Stored items from a collection =>
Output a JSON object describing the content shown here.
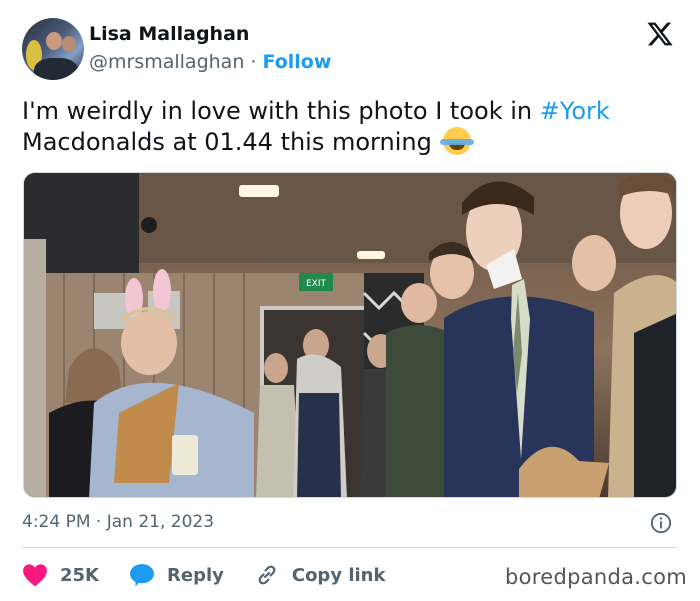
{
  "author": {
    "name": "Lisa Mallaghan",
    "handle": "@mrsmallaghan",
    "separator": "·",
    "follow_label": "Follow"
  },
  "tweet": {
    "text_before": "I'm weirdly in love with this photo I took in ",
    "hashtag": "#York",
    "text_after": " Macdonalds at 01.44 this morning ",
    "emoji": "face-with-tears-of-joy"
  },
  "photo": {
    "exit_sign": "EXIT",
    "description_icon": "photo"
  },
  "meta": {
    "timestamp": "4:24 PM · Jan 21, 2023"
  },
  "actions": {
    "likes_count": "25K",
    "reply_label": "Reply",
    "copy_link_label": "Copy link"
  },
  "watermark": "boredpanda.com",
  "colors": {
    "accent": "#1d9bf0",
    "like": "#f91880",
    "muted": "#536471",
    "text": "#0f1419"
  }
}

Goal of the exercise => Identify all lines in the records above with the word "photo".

Output below =>
    "text_before": "I'm weirdly in love with this photo I took in ",
  "photo": {
    "description_icon": "photo"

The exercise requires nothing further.